In supplement to the scales 12, an arcuate slot 15 is provided therein with the hole 16 as a center, and a scale 14 is inscribed at an edge thereof in inches per foot pitch. The index line 9 is visible through the slot and at predetermined settings of edge D with respect to edge A, it is possible to read the pitch directly having a counterpart value in degrees which is visible on the scales 13. The method of laying out the scale 14 is illustrated in Fig. 7. With a base of 12 inches, representing the reference of one foot, inch values are set off on a vertical line up to 12 inches and where the lines to these points intersect the slot 15, the corresponding inch values are designated. The intermediate values are also indicated as /2 inch so that the index line 9 may determine inch or 1/2 inch readings per foot pitch.
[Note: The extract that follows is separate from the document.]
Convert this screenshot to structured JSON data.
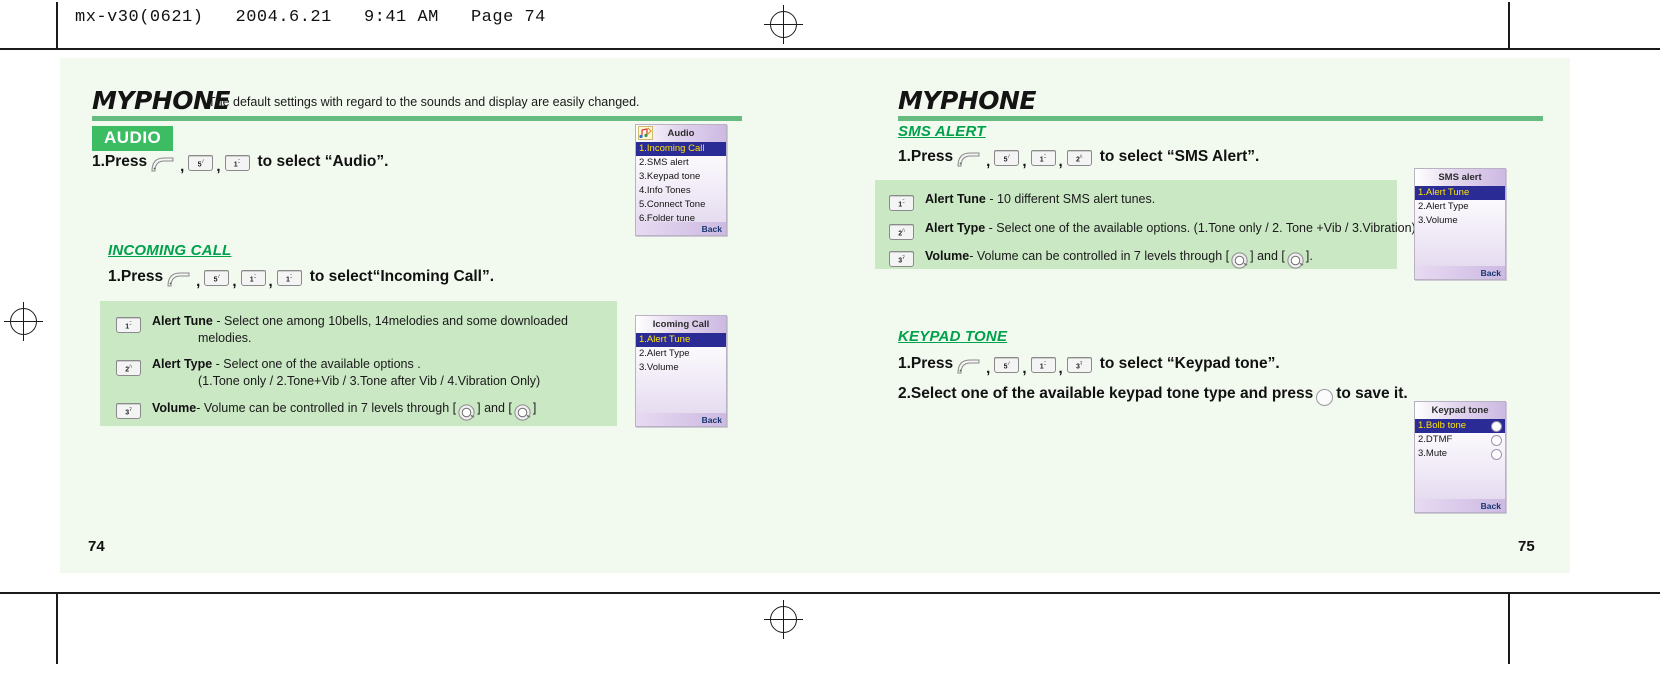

Of course, the scale can be extended in a vertical direction for an additional 12 inches which would correspondingly extend the arcuate slot 15 towards the index line A. It is noted that where the pitch is 12 inches for a base of one foot or 12 inches, the corresponding angle is 45°.

Figs. 8, 9 and 10 show different manipulative steps with the pivoted blades 3 and 4 to fix angular positions therebetween and to measure these angular positions by recourse to the pivoted members I and 2. A reference line 10 is provided on Fig. 1 in addition to the index line 9 to fix the setting of these blades thereon as shown in Fig. 8.

While I have described my invention as embodied in specific form and as operating in a specific manner for purposes of illustration, it should be understood that I do not limit my invention thereto, since various modifications will suggest themselves to those skilled in the art without departing from the spirit of my invention, the scope of which is set forth in the annexed claims.

I claim: A mechanic's protractor comprising a sheetlike opaque member outlining a rectangular sector of a circle having two straight edges extending at right angles to each other and a circular arc bearing an angular scale of 90° extending therebetween with the limits thereof inside said straight edges, a pivot mounting within the corner of said straight edges and forming the apex of a right angle with the limits of the scale on the edge of the circular arc, and a second sheetlike opaque indicating member of larger area than said first memrber pivotally mounted behind said sector at said pivot mounting, having two straight edges conforming to the edges on said sector when in superposed relation thereto and having the remaining boundary thereof extending beyond the boundary of said first member, an index line on said second member parallel to one of the straight edges thereon in alignment with the pivot mounting and extending beyond the arcuate scale on said first member to form an indicator of the angular reading 'when said members are pivoted relative to each other, an arcuate opening on said sector within said angular scale, indicia at said opening cooperating with said index line on said second member to indicate inch values per foot pitch as the complementary edges of said members assume different positions relative to each other.

LEM W. WOLFE.